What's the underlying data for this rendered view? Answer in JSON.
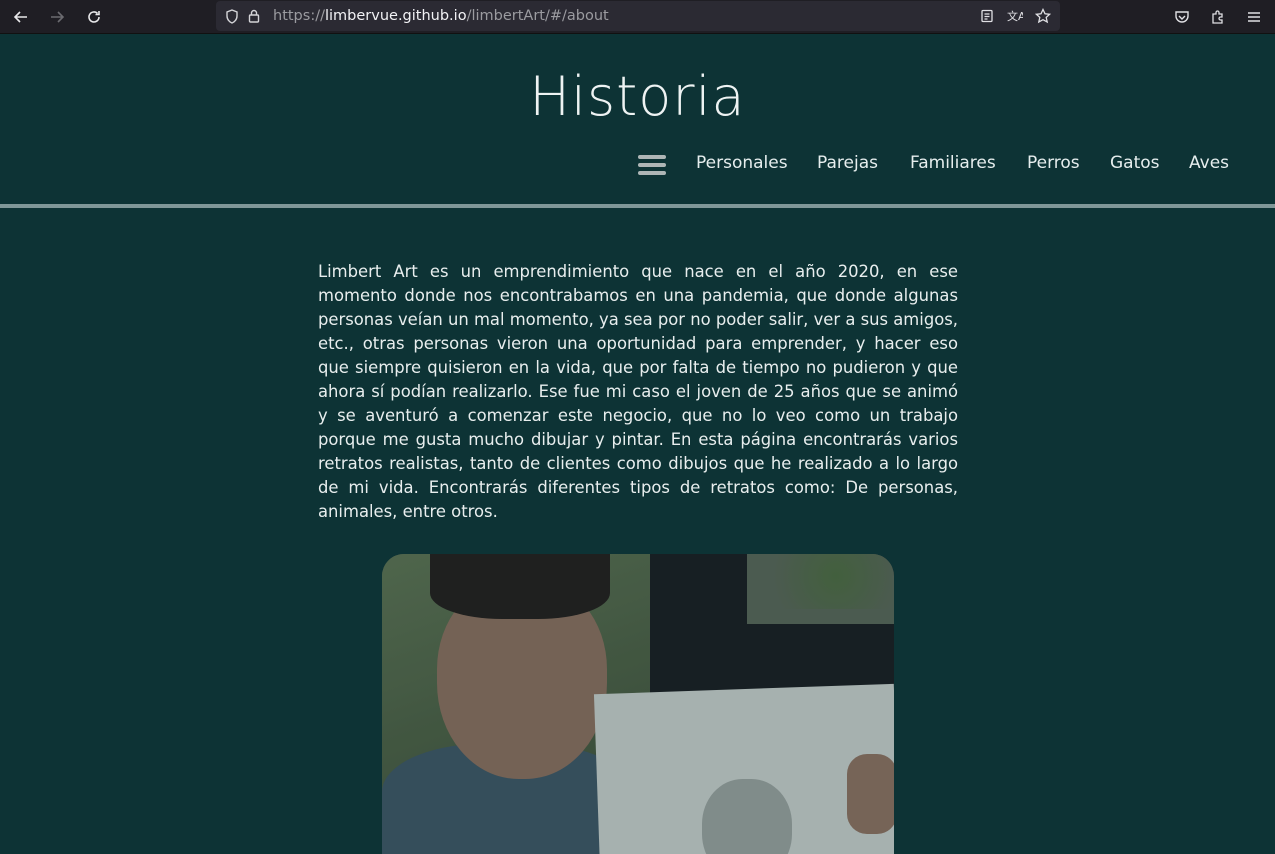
{
  "browser": {
    "url_scheme": "https://",
    "url_host": "limbervue.github.io",
    "url_path": "/limbertArt/#/about"
  },
  "header": {
    "title": "Historia",
    "nav": [
      {
        "label": "Personales"
      },
      {
        "label": "Parejas"
      },
      {
        "label": "Familiares"
      },
      {
        "label": "Perros"
      },
      {
        "label": "Gatos"
      },
      {
        "label": "Aves"
      }
    ]
  },
  "about": {
    "paragraph": "Limbert Art es un emprendimiento que nace en el año 2020, en ese momento donde nos encontrabamos en una pandemia, que donde algunas personas veían un mal momento, ya sea por no poder salir, ver a sus amigos, etc., otras personas vieron una oportunidad para emprender, y hacer eso que siempre quisieron en la vida, que por falta de tiempo no pudieron y que ahora sí podían realizarlo. Ese fue mi caso el joven de 25 años que se animó y se aventuró a comenzar este negocio, que no lo veo como un trabajo porque me gusta mucho dibujar y pintar. En esta página encontrarás varios retratos realistas, tanto de clientes como dibujos que he realizado a lo largo de mi vida. Encontrarás diferentes tipos de retratos como: De personas, animales, entre otros."
  },
  "colors": {
    "background": "#0d3335",
    "divider": "#7f9798",
    "text": "#e8eeee"
  },
  "icons": {
    "back": "arrow-left-icon",
    "forward": "arrow-right-icon",
    "reload": "reload-icon",
    "shield": "shield-icon",
    "lock": "lock-icon",
    "reader": "reader-view-icon",
    "translate": "translate-icon",
    "bookmark": "star-icon",
    "pocket": "pocket-icon",
    "extensions": "extensions-icon",
    "menu": "hamburger-menu-icon"
  }
}
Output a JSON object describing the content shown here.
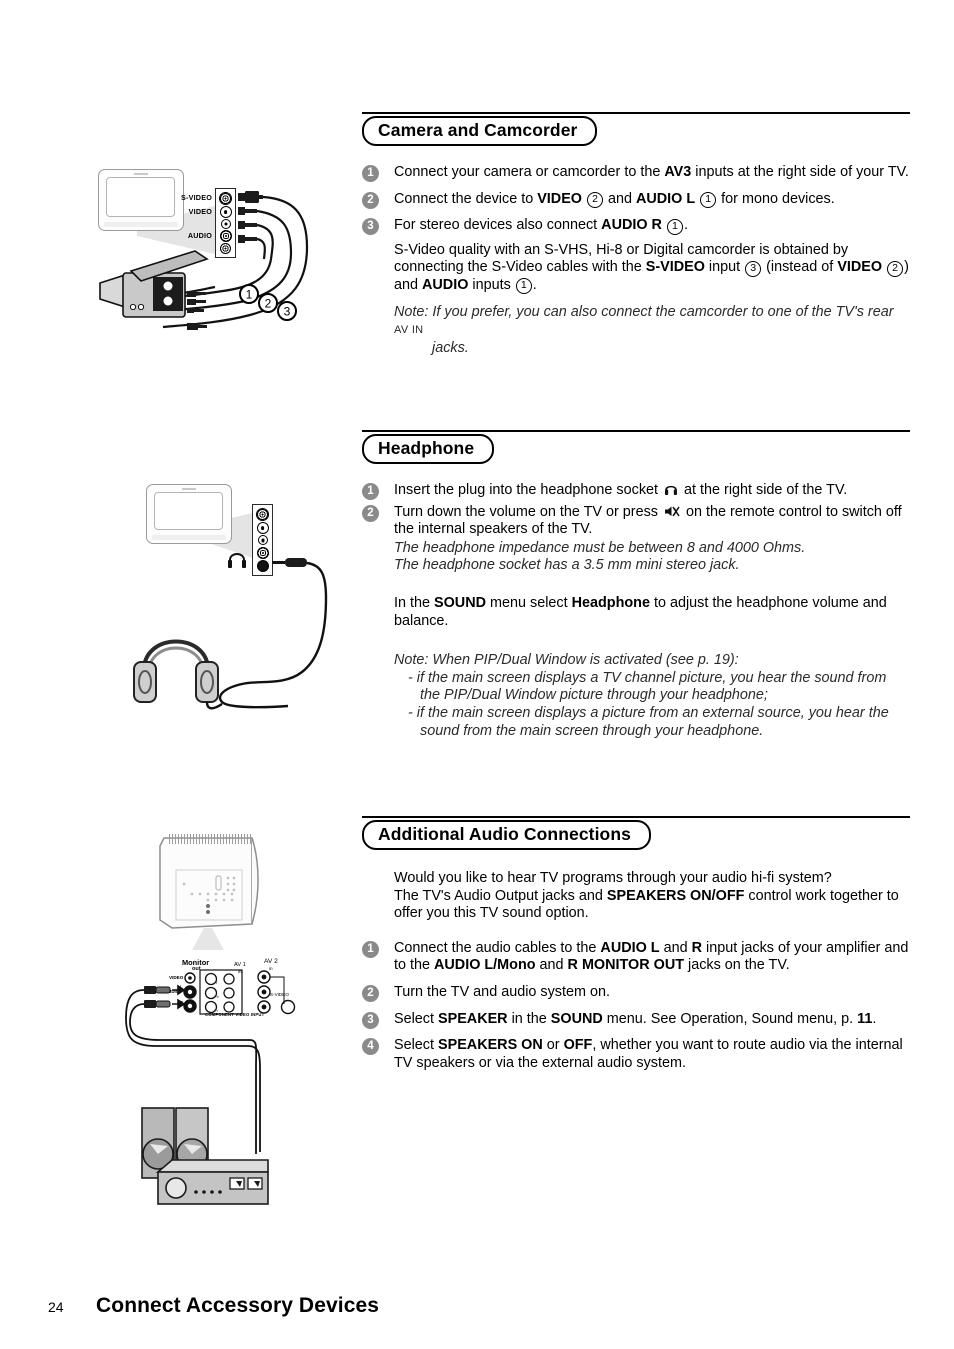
{
  "footer": {
    "page_number": "24",
    "title": "Connect Accessory Devices"
  },
  "sections": [
    {
      "id": "camera-and-camcorder",
      "heading": "Camera and Camcorder",
      "steps": [
        {
          "n": "1",
          "text": "Connect your camera or camcorder to the AV3 inputs at the right side of your TV."
        },
        {
          "n": "2",
          "text": "Connect the device to VIDEO (2) and AUDIO L (1) for mono devices."
        },
        {
          "n": "3",
          "text": "For stereo devices also connect AUDIO R (1)."
        }
      ],
      "paragraph": "S-Video quality with an S-VHS, Hi-8 or Digital camcorder is obtained by connecting the S-Video cables with the S-VIDEO input (3) (instead of VIDEO (2)) and AUDIO inputs (1).",
      "note_label": "Note:",
      "note_text": "If you prefer, you can also connect the camcorder to one of the TV's rear AV IN jacks.",
      "note_smallcaps": "AV IN",
      "note_hang": "jacks."
    },
    {
      "id": "headphone",
      "heading": "Headphone",
      "steps": [
        {
          "n": "1",
          "text": "Insert the plug into the headphone socket [headphone-icon] at the right side of the TV."
        },
        {
          "n": "2",
          "text": "Turn down the volume on the TV or press [mute-icon] on the remote control to switch off the internal speakers of the TV."
        }
      ],
      "italics": [
        "The headphone impedance must be between 8 and 4000 Ohms.",
        "The headphone socket has a 3.5 mm mini stereo jack."
      ],
      "sound_menu_text": "In the SOUND menu select Headphone to adjust the headphone volume and balance.",
      "note_label": "Note:",
      "note_text": "When PIP/Dual Window is activated (see p. 19):",
      "note_bullets": [
        "- if the main screen displays a TV channel picture, you hear the sound from the PIP/Dual Window picture through your headphone;",
        "- if the main screen displays a picture from an external source, you hear the sound from the main screen through your headphone."
      ]
    },
    {
      "id": "additional-audio-connections",
      "heading": "Additional Audio Connections",
      "intro": "Would you like to hear TV programs through your audio hi-fi system? The TV's Audio Output jacks and SPEAKERS ON/OFF control work together to offer you this TV sound option.",
      "steps": [
        {
          "n": "1",
          "text": "Connect the audio cables to the AUDIO L and R input jacks of your amplifier and to the AUDIO L/Mono and R MONITOR OUT jacks on the TV."
        },
        {
          "n": "2",
          "text": "Turn the TV and audio system on."
        },
        {
          "n": "3",
          "text": "Select SPEAKER in the SOUND menu. See Operation, Sound menu, p. 11."
        },
        {
          "n": "4",
          "text": "Select SPEAKERS ON or OFF, whether you want to route audio via the internal TV speakers or via the external audio system."
        }
      ]
    }
  ],
  "illustrations": {
    "camcorder": {
      "jack_labels": [
        "S-VIDEO",
        "VIDEO",
        "AUDIO"
      ],
      "cable_numbers": [
        "1",
        "2",
        "3"
      ]
    },
    "headphone": {},
    "audio": {
      "panel_labels": {
        "monitor_out_1": "Monitor",
        "monitor_out_2": "out",
        "av1_1": "AV 1",
        "av1_2": "in",
        "av2_1": "AV 2",
        "av2_2": "in",
        "video": "VIDEO",
        "audio_l": "L",
        "audio_r": "R",
        "audio": "AUDIO",
        "s_video": "S-VIDEO",
        "component": "COMPONENT VIDEO INPUT",
        "y": "Y",
        "pb": "Pb",
        "pr": "Pr"
      }
    }
  },
  "colors": {
    "text": "#000000",
    "bullet_gray": "#8a8a8a",
    "italic_gray": "#2b2b2b",
    "rule": "#000000"
  }
}
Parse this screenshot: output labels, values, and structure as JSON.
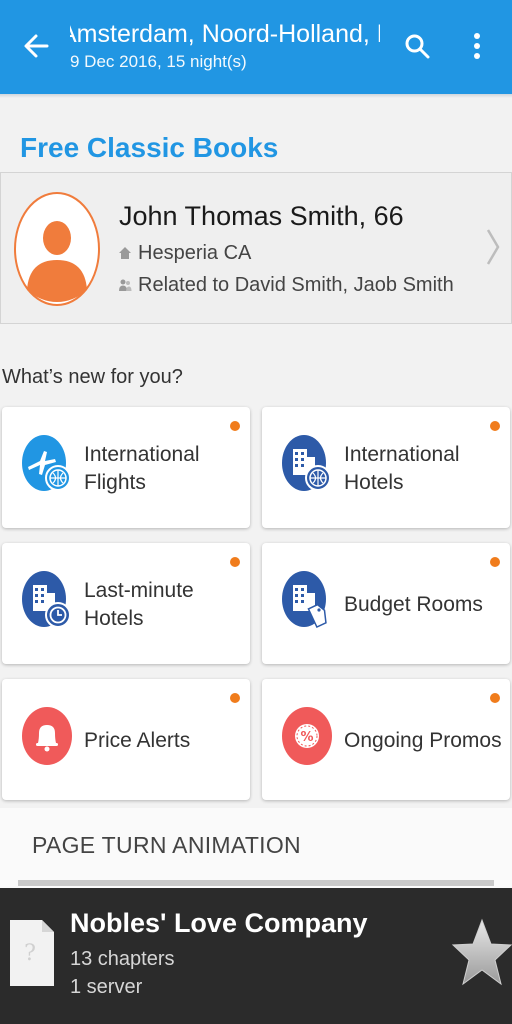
{
  "appbar": {
    "title": "Amsterdam, Noord-Holland, Netherlands",
    "subtitle": "9 Dec 2016, 15 night(s)",
    "bg_color": "#2196e3"
  },
  "section_title": "Free Classic Books",
  "profile": {
    "name": "John Thomas Smith, 66",
    "location": "Hesperia CA",
    "related": "Related to David Smith, Jaob Smith",
    "avatar_color": "#f07c3c"
  },
  "whats_new_label": "What’s new for you?",
  "tiles": [
    {
      "line1": "International",
      "line2": "Flights",
      "icon": "flight-globe-icon",
      "color": "#2196e3"
    },
    {
      "line1": "International",
      "line2": "Hotels",
      "icon": "hotel-globe-icon",
      "color": "#2d5aa8"
    },
    {
      "line1": "Last-minute",
      "line2": "Hotels",
      "icon": "hotel-clock-icon",
      "color": "#2d5aa8"
    },
    {
      "line1": "Budget Rooms",
      "line2": "",
      "icon": "hotel-tag-icon",
      "color": "#2d5aa8"
    },
    {
      "line1": "Price Alerts",
      "line2": "",
      "icon": "bell-icon",
      "color": "#f05a5a"
    },
    {
      "line1": "Ongoing Promos",
      "line2": "",
      "icon": "percent-badge-icon",
      "color": "#f05a5a"
    }
  ],
  "indicator_color": "#f07c1c",
  "page_turn_label": "PAGE TURN ANIMATION",
  "player": {
    "title": "Nobles' Love Company",
    "chapters": "13 chapters",
    "server": "1 server"
  }
}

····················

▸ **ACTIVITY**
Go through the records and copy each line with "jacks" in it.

▸ **ANSWER TO THIS PROBLEM**
      "note_text": "If you prefer, you can also connect the camcorder to one of the TV's rear AV IN jacks.",
      "note_hang": "jacks."
      "intro": "Would you like to hear TV programs through your audio hi-fi system? The TV's Audio Output jacks and SPEAKERS ON/OFF control work together to offer you this TV sound option.",
          "text": "Connect the audio cables to the AUDIO L and R input jacks of your amplifier and to the AUDIO L/Mono and R MONITOR OUT jacks on the TV."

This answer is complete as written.